▸ What you are asked to do: Each entry that appears below should be restated word for word.

▸ Provided records:

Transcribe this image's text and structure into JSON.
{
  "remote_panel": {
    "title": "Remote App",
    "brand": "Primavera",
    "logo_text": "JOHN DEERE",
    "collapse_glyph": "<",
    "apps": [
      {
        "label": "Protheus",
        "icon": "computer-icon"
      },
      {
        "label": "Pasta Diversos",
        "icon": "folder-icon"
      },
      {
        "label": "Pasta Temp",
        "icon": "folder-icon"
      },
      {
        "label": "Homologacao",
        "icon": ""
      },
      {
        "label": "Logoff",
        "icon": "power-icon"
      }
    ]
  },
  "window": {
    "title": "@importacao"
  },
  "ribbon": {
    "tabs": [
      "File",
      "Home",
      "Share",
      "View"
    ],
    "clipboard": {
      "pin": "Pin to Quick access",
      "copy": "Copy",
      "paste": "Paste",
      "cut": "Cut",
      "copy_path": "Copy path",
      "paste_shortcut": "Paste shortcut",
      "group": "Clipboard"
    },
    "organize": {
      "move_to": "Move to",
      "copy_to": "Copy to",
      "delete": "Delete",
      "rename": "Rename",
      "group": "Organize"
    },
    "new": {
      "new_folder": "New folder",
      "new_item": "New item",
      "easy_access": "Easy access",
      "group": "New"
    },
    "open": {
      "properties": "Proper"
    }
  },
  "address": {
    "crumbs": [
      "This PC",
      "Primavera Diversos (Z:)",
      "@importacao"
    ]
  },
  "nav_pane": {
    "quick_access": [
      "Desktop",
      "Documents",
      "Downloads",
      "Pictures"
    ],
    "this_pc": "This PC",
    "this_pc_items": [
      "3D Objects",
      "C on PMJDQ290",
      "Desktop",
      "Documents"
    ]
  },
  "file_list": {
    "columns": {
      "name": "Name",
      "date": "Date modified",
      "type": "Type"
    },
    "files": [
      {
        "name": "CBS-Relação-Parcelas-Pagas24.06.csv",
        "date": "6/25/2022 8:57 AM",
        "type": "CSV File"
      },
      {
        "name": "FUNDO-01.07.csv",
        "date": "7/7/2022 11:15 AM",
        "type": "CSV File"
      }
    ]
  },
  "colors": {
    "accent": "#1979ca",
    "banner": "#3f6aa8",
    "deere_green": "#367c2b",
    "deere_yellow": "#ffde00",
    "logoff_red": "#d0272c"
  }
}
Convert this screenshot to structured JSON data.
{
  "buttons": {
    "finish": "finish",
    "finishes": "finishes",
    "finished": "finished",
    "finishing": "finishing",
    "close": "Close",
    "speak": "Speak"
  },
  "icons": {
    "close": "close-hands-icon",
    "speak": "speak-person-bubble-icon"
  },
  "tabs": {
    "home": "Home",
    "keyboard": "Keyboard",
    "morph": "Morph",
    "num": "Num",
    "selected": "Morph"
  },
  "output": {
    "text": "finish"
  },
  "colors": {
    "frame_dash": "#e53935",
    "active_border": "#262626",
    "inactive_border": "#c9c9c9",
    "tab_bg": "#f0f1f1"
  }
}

▸ Written answer:
Transcribe this image's text and structure into JSON.
{
  "remote_panel": {
    "title": "Remote App",
    "brand": "Primavera",
    "logo_text": "JOHN DEERE",
    "collapse_glyph": "<",
    "apps": [
      {
        "label": "Protheus",
        "icon": "computer-icon"
      },
      {
        "label": "Pasta Diversos",
        "icon": "folder-icon"
      },
      {
        "label": "Pasta Temp",
        "icon": "folder-icon"
      },
      {
        "label": "Homologacao",
        "icon": ""
      },
      {
        "label": "Logoff",
        "icon": "power-icon"
      }
    ]
  },
  "window": {
    "title": "@importacao"
  },
  "ribbon": {
    "tabs": [
      "File",
      "Home",
      "Share",
      "View"
    ],
    "clipboard": {
      "pin": "Pin to Quick access",
      "copy": "Copy",
      "paste": "Paste",
      "cut": "Cut",
      "copy_path": "Copy path",
      "paste_shortcut": "Paste shortcut",
      "group": "Clipboard"
    },
    "organize": {
      "move_to": "Move to",
      "copy_to": "Copy to",
      "delete": "Delete",
      "rename": "Rename",
      "group": "Organize"
    },
    "new": {
      "new_folder": "New folder",
      "new_item": "New item",
      "easy_access": "Easy access",
      "group": "New"
    },
    "open": {
      "properties": "Proper"
    }
  },
  "address": {
    "crumbs": [
      "This PC",
      "Primavera Diversos (Z:)",
      "@importacao"
    ]
  },
  "nav_pane": {
    "quick_access": [
      "Desktop",
      "Documents",
      "Downloads",
      "Pictures"
    ],
    "this_pc": "This PC",
    "this_pc_items": [
      "3D Objects",
      "C on PMJDQ290",
      "Desktop",
      "Documents"
    ]
  },
  "file_list": {
    "columns": {
      "name": "Name",
      "date": "Date modified",
      "type": "Type"
    },
    "files": [
      {
        "name": "CBS-Relação-Parcelas-Pagas24.06.csv",
        "date": "6/25/2022 8:57 AM",
        "type": "CSV File"
      },
      {
        "name": "FUNDO-01.07.csv",
        "date": "7/7/2022 11:15 AM",
        "type": "CSV File"
      }
    ]
  },
  "colors": {
    "accent": "#1979ca",
    "banner": "#3f6aa8",
    "deere_green": "#367c2b",
    "deere_yellow": "#ffde00",
    "logoff_red": "#d0272c"
  }
}
Convert this screenshot to structured JSON data.
{
  "buttons": {
    "finish": "finish",
    "finishes": "finishes",
    "finished": "finished",
    "finishing": "finishing",
    "close": "Close",
    "speak": "Speak"
  },
  "icons": {
    "close": "close-hands-icon",
    "speak": "speak-person-bubble-icon"
  },
  "tabs": {
    "home": "Home",
    "keyboard": "Keyboard",
    "morph": "Morph",
    "num": "Num",
    "selected": "Morph"
  },
  "output": {
    "text": "finish"
  },
  "colors": {
    "frame_dash": "#e53935",
    "active_border": "#262626",
    "inactive_border": "#c9c9c9",
    "tab_bg": "#f0f1f1"
  }
}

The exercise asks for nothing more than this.